AMHERST — The price of cigarettes in Amherst County is set to go up in mid-2021 through a newly approved tax, a measure county officials estimate will yield $1 million or more in annual revenue.
The Amherst County Board of Supervisors voted 4-1 Tuesday to approve the new tax effective in July.

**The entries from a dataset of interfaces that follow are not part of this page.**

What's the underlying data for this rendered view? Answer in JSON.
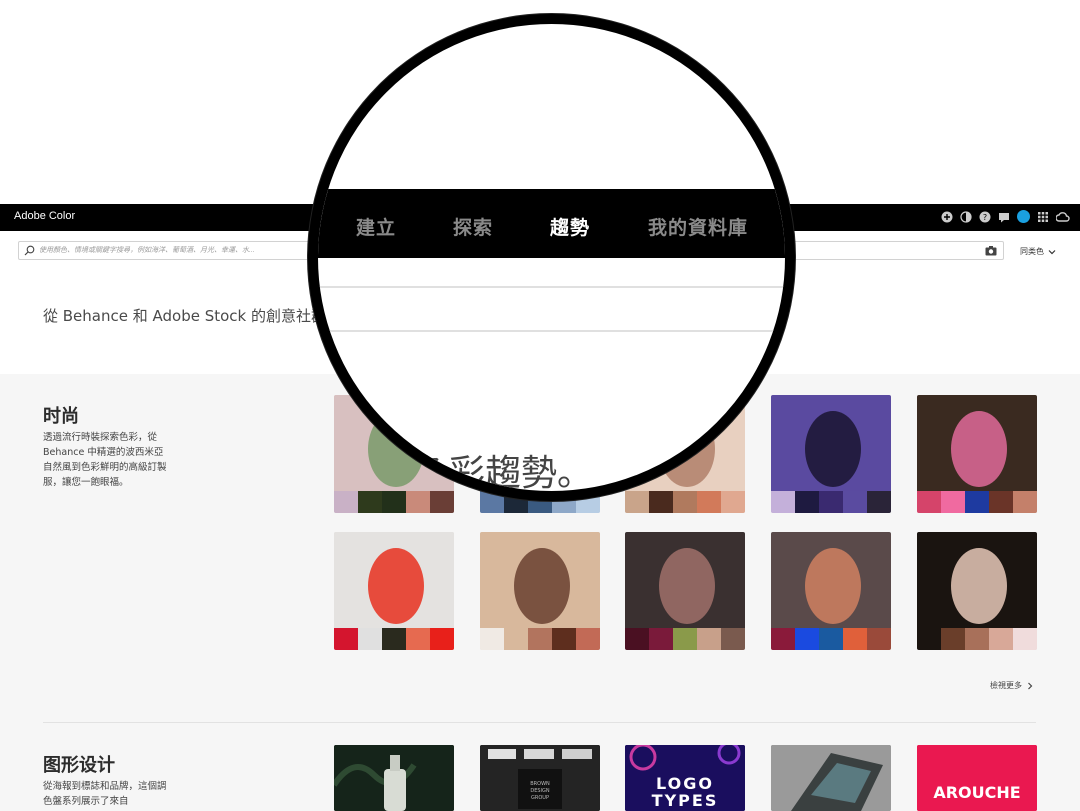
{
  "app": {
    "title": "Adobe Color"
  },
  "lens": {
    "nav": [
      {
        "label": "建立",
        "active": false
      },
      {
        "label": "探索",
        "active": false
      },
      {
        "label": "趨勢",
        "active": true
      },
      {
        "label": "我的資料庫",
        "active": false
      }
    ],
    "heading_fragment": "色彩趨勢。"
  },
  "search": {
    "placeholder": "使用顏色、情境或關鍵字搜尋，例如海洋、葡萄酒、月光、幸運、水..."
  },
  "sort": {
    "label": "同类色"
  },
  "hero": {
    "text": "從 Behance 和 Adobe Stock 的創意社群，"
  },
  "sections": [
    {
      "title": "时尚",
      "description": "透過流行時裝探索色彩，從 Behance 中精選的波西米亞自然風到色彩鮮明的高級訂製服，讓您一飽眼福。",
      "cards": [
        {
          "image": "fashion-flowers-photo",
          "swatches": [
            "#c9b1c6",
            "#2e3a1c",
            "#22301a",
            "#c98a7a",
            "#6a3e36"
          ]
        },
        {
          "image": "fashion-blue-photo",
          "swatches": [
            "#5b78a3",
            "#1c2838",
            "#3a5a80",
            "#8ea8c8",
            "#b7cde4"
          ]
        },
        {
          "image": "fashion-skin-photo",
          "swatches": [
            "#c9a48a",
            "#4a2a1e",
            "#b07a5e",
            "#d27a5a",
            "#e0a890"
          ]
        },
        {
          "image": "fashion-purple-photo",
          "swatches": [
            "#c4b0da",
            "#1e1a40",
            "#3a2a70",
            "#5a4ba0",
            "#2a2438"
          ]
        },
        {
          "image": "fashion-makeup-photo",
          "swatches": [
            "#d5446a",
            "#f06aa0",
            "#1e3aa0",
            "#6a3428",
            "#c4806a"
          ]
        }
      ],
      "cards_row2": [
        {
          "image": "fashion-red-dress-photo",
          "swatches": [
            "#d4152e",
            "#e0e0e0",
            "#2a2a1e",
            "#e66a50",
            "#e8201a"
          ]
        },
        {
          "image": "fashion-three-models-photo",
          "swatches": [
            "#f0eae4",
            "#d8b89c",
            "#b2745e",
            "#5e2e1e",
            "#c26a56"
          ]
        },
        {
          "image": "fashion-man-flowers-photo",
          "swatches": [
            "#4a1022",
            "#7a1a3a",
            "#8a9a4a",
            "#c8a08a",
            "#7a5a4e"
          ]
        },
        {
          "image": "fashion-colorful-photo",
          "swatches": [
            "#8a1a3a",
            "#1a4ae0",
            "#1a5aa0",
            "#e0603a",
            "#9a4a3a"
          ]
        },
        {
          "image": "fashion-sweater-photo",
          "swatches": [
            "#1a1410",
            "#6a3e2a",
            "#a8705a",
            "#d8a898",
            "#f0dcdc"
          ]
        }
      ]
    },
    {
      "title": "图形设计",
      "description": "從海報到標誌和品牌，這個調色盤系列展示了來自",
      "cards": [
        {
          "image": "graphic-bottle-photo"
        },
        {
          "image": "graphic-brown-design-photo",
          "text": "BROWN DESIGN GROUP"
        },
        {
          "image": "graphic-logo-types-photo",
          "text": "LOGO TYPES"
        },
        {
          "image": "graphic-book-photo"
        },
        {
          "image": "graphic-arouche-photo",
          "text": "AROUCHE"
        }
      ]
    }
  ],
  "view_more": {
    "label": "檢視更多"
  },
  "colors": {
    "topbar": "#000000",
    "accent_avatar": "#1aa0e0",
    "gallery_bg": "#f6f6f6"
  },
  "icons": [
    "plus-icon",
    "contrast-icon",
    "help-icon",
    "chat-icon",
    "avatar",
    "apps-icon",
    "creative-cloud-icon",
    "search-icon",
    "camera-icon",
    "chevron-down-icon",
    "chevron-right-icon"
  ]
}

Supervisor David Pugh opposed the move.
The county is taxing 27 cents per pack following recent legislation from the General Assembly allowing counties to implement cigarette taxes as cities and towns do. The $1 million or higher estimated to come from the tax is planned to help supervisors set money aside for future capital improvement projects while lessening the strain on other money sources.
“Although of course only time will tell,” County Attorney Michael Lockaby said of the county receiving the full estimated amount if cigarette sales do not decline.
In emails recently sent to the board, several owners and operators of county stores, plus the National Association of Tobacco Outlets, opposed the new tax they fear will be harmful to business.
Anthony Belcher, general manager of an Exxon 76 gas station in Madison Heights, said the new tax is a major concern for the business, which counts cigarettes, beer and gas as among its top-selling products.
“The tax scares us,” Belcher said during a public hearing Tuesday. “People already have a hard time paying the price now. We don’t want to incur the loss of not only cigarette sales but of gas and other revenue.”
Belcher added he’s noticed in other stores when the cost of cigarettes goes up, sales decrease.
The city of Lynchburg taxes cigarettes at 35 cents per pack while the town of Appomattox taxes at 27 cents, the town of Bedford at 30 cents and the town of Altavista at 25 cents, according to the local governments websites. The town of Amherst does not have a cigarette tax.
Amherst County Administrator Dean Rodgers said he has spoken with administrators in two neighboring counties who plan to propose cigarette taxes. “We’re just the first out of the chute,” Rodgers said.
Pugh said while the tax can provide needed revenue for the county, he is concerned with the effects on residents with low incomes and businesses struggling with low profit margins.
“This is a tough one,” Pugh said. “We don’t know how much it will bring in and I have a feeling our cigarette sales will go down dramatically …”
He said the county not having a cigarette tax is attractive to those who come to Amherst County from Lynchburg to buy them and spend money in the county.
“The lack of [a tax] now is a draw for customers,” Pugh said. “Our small businesses are at an advantage because of that. It’s going to hurt our local convenience stores pretty heavily.”
Pugh said he would be willing to support the measure if the tax was lower and more competitive with surrounding areas. Rodgers has said the new tax is a revenue stream that reduces the reliance on raising the real estate tax rate.
The board in recent budget discussions considered a real estate tax hike, which would have been the first in four years, but held back when the COVID-19 pandemic hit the local economy in March.
“I’m pretty sure in the future we will have to raise taxes,” Pugh said. “It’s just the nature of government.”
Rodgers said the county’s $1 million revenue estimate is “very loose” and is planned for one-time capital expenses, rather than for recurring items in the annual budget, because it can be more easily adjusted if projections aren’t fully met.
Chairwoman Claudia Tucker said she has received a lot of phone calls expressing concern with the new tax.
“It’s a hard vote,” Tucker said.